___ TASK INPUTS ___

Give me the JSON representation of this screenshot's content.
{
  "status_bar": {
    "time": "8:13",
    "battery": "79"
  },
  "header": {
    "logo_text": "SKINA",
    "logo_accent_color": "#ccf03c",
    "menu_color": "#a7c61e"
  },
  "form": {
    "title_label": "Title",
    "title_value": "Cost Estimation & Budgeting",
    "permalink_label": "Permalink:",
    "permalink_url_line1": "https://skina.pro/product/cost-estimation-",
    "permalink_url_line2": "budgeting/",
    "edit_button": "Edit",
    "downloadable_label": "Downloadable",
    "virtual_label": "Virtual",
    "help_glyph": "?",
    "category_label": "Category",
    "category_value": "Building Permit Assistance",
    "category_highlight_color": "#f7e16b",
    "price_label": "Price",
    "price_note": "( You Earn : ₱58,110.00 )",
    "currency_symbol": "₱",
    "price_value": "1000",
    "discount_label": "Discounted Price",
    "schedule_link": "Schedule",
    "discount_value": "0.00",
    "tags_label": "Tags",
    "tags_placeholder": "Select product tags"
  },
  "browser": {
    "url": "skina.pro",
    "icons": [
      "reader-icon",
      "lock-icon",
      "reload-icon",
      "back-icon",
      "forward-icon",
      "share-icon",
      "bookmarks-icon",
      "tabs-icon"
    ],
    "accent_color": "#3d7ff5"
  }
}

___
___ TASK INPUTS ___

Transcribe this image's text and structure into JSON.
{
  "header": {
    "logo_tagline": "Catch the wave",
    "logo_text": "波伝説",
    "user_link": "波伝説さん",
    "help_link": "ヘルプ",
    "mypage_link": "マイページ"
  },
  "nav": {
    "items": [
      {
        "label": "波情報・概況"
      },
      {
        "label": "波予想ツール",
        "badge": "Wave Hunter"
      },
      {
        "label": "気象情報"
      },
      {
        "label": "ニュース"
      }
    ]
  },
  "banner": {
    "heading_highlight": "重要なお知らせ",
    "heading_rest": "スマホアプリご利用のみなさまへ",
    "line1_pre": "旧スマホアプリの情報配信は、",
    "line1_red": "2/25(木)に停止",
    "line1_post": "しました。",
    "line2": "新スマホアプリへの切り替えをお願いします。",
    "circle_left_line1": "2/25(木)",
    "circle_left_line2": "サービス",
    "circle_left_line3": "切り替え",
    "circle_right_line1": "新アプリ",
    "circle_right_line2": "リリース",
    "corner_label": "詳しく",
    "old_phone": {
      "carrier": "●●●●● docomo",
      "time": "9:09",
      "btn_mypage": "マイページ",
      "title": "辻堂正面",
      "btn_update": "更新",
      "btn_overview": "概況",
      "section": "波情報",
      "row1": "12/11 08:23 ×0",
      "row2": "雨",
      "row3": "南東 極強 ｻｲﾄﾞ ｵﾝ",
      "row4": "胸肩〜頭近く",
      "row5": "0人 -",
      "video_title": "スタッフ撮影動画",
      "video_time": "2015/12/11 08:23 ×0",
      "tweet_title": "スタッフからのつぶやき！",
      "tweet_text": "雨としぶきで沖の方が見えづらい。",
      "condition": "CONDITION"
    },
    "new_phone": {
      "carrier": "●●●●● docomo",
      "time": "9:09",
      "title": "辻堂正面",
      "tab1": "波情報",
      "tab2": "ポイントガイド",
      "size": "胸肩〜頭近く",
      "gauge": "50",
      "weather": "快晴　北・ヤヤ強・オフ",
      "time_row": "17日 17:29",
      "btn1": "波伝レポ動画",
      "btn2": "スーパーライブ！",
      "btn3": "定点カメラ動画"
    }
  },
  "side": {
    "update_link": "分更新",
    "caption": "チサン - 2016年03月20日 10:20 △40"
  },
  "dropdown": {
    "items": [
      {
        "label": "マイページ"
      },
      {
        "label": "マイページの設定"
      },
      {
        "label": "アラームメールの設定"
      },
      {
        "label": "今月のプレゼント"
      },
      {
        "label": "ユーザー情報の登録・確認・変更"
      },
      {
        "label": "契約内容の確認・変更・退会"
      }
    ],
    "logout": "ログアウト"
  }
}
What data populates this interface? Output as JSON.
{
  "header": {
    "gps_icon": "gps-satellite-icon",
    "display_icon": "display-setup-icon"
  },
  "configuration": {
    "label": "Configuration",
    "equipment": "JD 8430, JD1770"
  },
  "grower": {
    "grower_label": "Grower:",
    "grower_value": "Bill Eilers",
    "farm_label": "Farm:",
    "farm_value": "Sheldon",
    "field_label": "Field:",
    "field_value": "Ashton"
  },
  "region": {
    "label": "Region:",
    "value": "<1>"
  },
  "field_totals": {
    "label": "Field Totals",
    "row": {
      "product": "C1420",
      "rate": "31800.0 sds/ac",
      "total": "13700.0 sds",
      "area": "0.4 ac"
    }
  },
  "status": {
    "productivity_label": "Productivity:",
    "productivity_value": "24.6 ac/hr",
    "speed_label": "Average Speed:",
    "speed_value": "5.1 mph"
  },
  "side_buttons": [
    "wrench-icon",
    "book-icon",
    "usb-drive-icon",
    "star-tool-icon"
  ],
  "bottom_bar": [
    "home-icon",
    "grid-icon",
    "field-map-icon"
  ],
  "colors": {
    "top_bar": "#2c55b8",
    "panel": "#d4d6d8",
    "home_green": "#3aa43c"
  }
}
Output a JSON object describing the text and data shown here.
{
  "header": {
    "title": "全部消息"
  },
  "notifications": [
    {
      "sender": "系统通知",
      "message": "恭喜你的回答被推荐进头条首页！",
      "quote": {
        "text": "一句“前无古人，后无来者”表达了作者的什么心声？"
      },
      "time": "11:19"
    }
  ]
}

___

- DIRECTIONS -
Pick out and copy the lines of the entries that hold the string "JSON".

- RESULT -
Give me the JSON representation of this screenshot's content.
Transcribe this image's text and structure into JSON.
What data populates this interface? Output as JSON.
Output a JSON object describing the text and data shown here.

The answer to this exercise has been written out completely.